Federal laws protect victims of human trafficking, but these girls often stay under the radar. Even when they are caught entering the United States, the trafficking issues often go unrecognized. The girls may be deported, or they may wind up with the same family members who approved of the sketchy Facebook “boyfriend.” Even when authorities know what it is going on, they may see it as an abusive romantic relationship rather than a trafficking case.

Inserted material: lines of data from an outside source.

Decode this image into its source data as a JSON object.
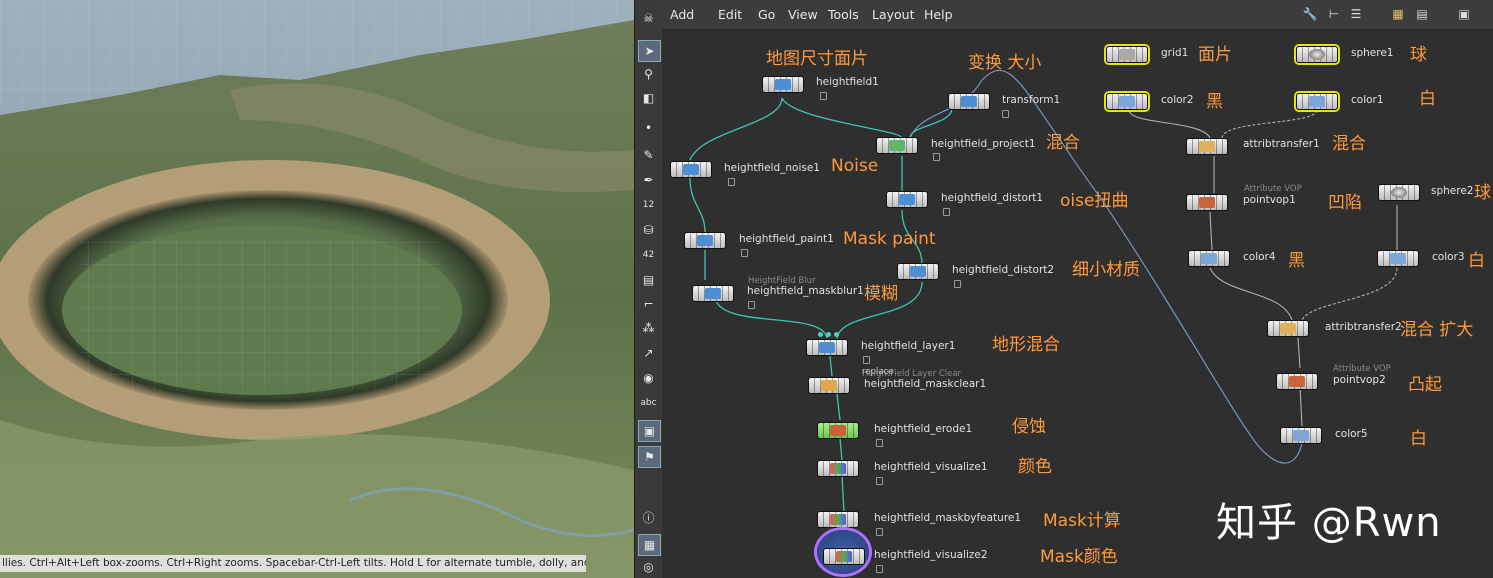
{
  "menubar": {
    "items": [
      "Add",
      "Edit",
      "Go",
      "View",
      "Tools",
      "Layout",
      "Help"
    ],
    "tool_icons": [
      "wrench-icon",
      "tree-icon",
      "list-icon",
      "grid-icon",
      "table-icon",
      "image-icon"
    ]
  },
  "shelf": {
    "tools": [
      "skull-icon",
      "select-icon",
      "view-icon",
      "camera-icon",
      "dot-icon",
      "brush-icon",
      "pen-icon",
      "number-12-icon",
      "bucket-icon",
      "number-42-icon",
      "stack-icon",
      "ruler-icon",
      "snap-icon",
      "hook-icon",
      "circle-icon",
      "abc-label",
      "picture-icon",
      "pin-icon",
      "info-icon",
      "layout-icon",
      "eye-icon"
    ],
    "labels": {
      "n12": "12",
      "n42": "42",
      "abc": "abc",
      "info": "i"
    }
  },
  "viewport": {
    "status_text": "llies. Ctrl+Alt+Left box-zooms. Ctrl+Right zooms. Spacebar-Ctrl-Left tilts. Hold L for alternate tumble, dolly, and zoom."
  },
  "nodes": [
    {
      "id": "heightfield1",
      "label": "heightfield1"
    },
    {
      "id": "transform1",
      "label": "transform1"
    },
    {
      "id": "heightfield_project1",
      "label": "heightfield_project1"
    },
    {
      "id": "heightfield_noise1",
      "label": "heightfield_noise1"
    },
    {
      "id": "heightfield_distort1",
      "label": "heightfield_distort1"
    },
    {
      "id": "heightfield_paint1",
      "label": "heightfield_paint1"
    },
    {
      "id": "heightfield_distort2",
      "label": "heightfield_distort2"
    },
    {
      "id": "heightfield_maskblur1",
      "label": "heightfield_maskblur1",
      "sublabel": "HeightField Blur"
    },
    {
      "id": "heightfield_layer1",
      "label": "heightfield_layer1"
    },
    {
      "id": "heightfield_maskclear1",
      "label": "heightfield_maskclear1",
      "sublabel": "HeightField Layer Clear",
      "tag": "replace"
    },
    {
      "id": "heightfield_erode1",
      "label": "heightfield_erode1"
    },
    {
      "id": "heightfield_visualize1",
      "label": "heightfield_visualize1"
    },
    {
      "id": "heightfield_maskbyfeature1",
      "label": "heightfield_maskbyfeature1"
    },
    {
      "id": "heightfield_visualize2",
      "label": "heightfield_visualize2"
    },
    {
      "id": "grid1",
      "label": "grid1"
    },
    {
      "id": "color2",
      "label": "color2"
    },
    {
      "id": "sphere1",
      "label": "sphere1"
    },
    {
      "id": "color1",
      "label": "color1"
    },
    {
      "id": "attribtransfer1",
      "label": "attribtransfer1"
    },
    {
      "id": "pointvop1",
      "label": "pointvop1",
      "sublabel": "Attribute VOP"
    },
    {
      "id": "sphere2",
      "label": "sphere2"
    },
    {
      "id": "color4",
      "label": "color4"
    },
    {
      "id": "color3",
      "label": "color3"
    },
    {
      "id": "attribtransfer2",
      "label": "attribtransfer2"
    },
    {
      "id": "pointvop2",
      "label": "pointvop2",
      "sublabel": "Attribute VOP"
    },
    {
      "id": "color5",
      "label": "color5"
    }
  ],
  "annotations": [
    "地图尺寸面片",
    "变换 大小",
    "混合",
    "Noise",
    "oise扭曲",
    "Mask paint",
    "细小材质",
    "模糊",
    "地形混合",
    "侵蚀",
    "颜色",
    "Mask计算",
    "Mask颜色",
    "面片",
    "黑",
    "球",
    "白",
    "混合",
    "凹陷",
    "球",
    "黑",
    "白",
    "混合 扩大",
    "凸起",
    "白"
  ],
  "watermark": "知乎 @Rwn",
  "colors": {
    "wire": "#3cc6b4",
    "wire_blue": "#7f9fc8",
    "annotation": "#ff9a3c",
    "selected": "#e6e600"
  }
}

 U.S. Department of State , Trafficking in Persons Report, June 2011, 372 “U.S. citizen child victims [of sex trafficking] are often runaways, troubled, and homeless youth”; Technology and Human Trafficking: A Project of the USC Annenberg Center on Communication Leadership & Policy “In June 2010, Dwayne Lawson was sentenced to 210 months in a federal prison after pleading guilty to sex trafficking of children. The investigation began when Los Angeles police arrested a teenage girl for prostitution. Investigators learned that the girl was a runaway working for Lawson, who initially ‘contacted the girl in the fall of 2008 on Myspace.com and, after promising to make her a star, gave her a bus ticket from Florida to Las Vegas, Nevada.”
 Jose Kont, Estadísticas de Internet y Redes Sociales en Honduras, 2012, May 18, 2012 available at http://ilifebelt.com/estadisticas-de-internet-y-redes-sociales-en-honduras-2012/2012/05/
 Interview with Violeta Discua, Accredited Representative at the ProBAR Children’s Project on the Texas/Mexico border, “The men are much older than the girls, the girls don’t speak English, the girls don’t have money, the girls don’t know their way around, if/when there are relatives of the girl nearby they are afraid of authority due to their immigration status, etc.”
 Polaris Project, Challenges Facing Child Sex Trafficking Victims: Child Sex Trafficking At-a-Glance, at p.3.
 Interview with immigrant advocate, December 6, 2013, “[M]y concern is the motivation that started the relationship. It is not tradition, it is not religion, it is not an agreement between loving caretakers planning her future; instead it is because the girl lives in poverty and lacks of proper caretakers.”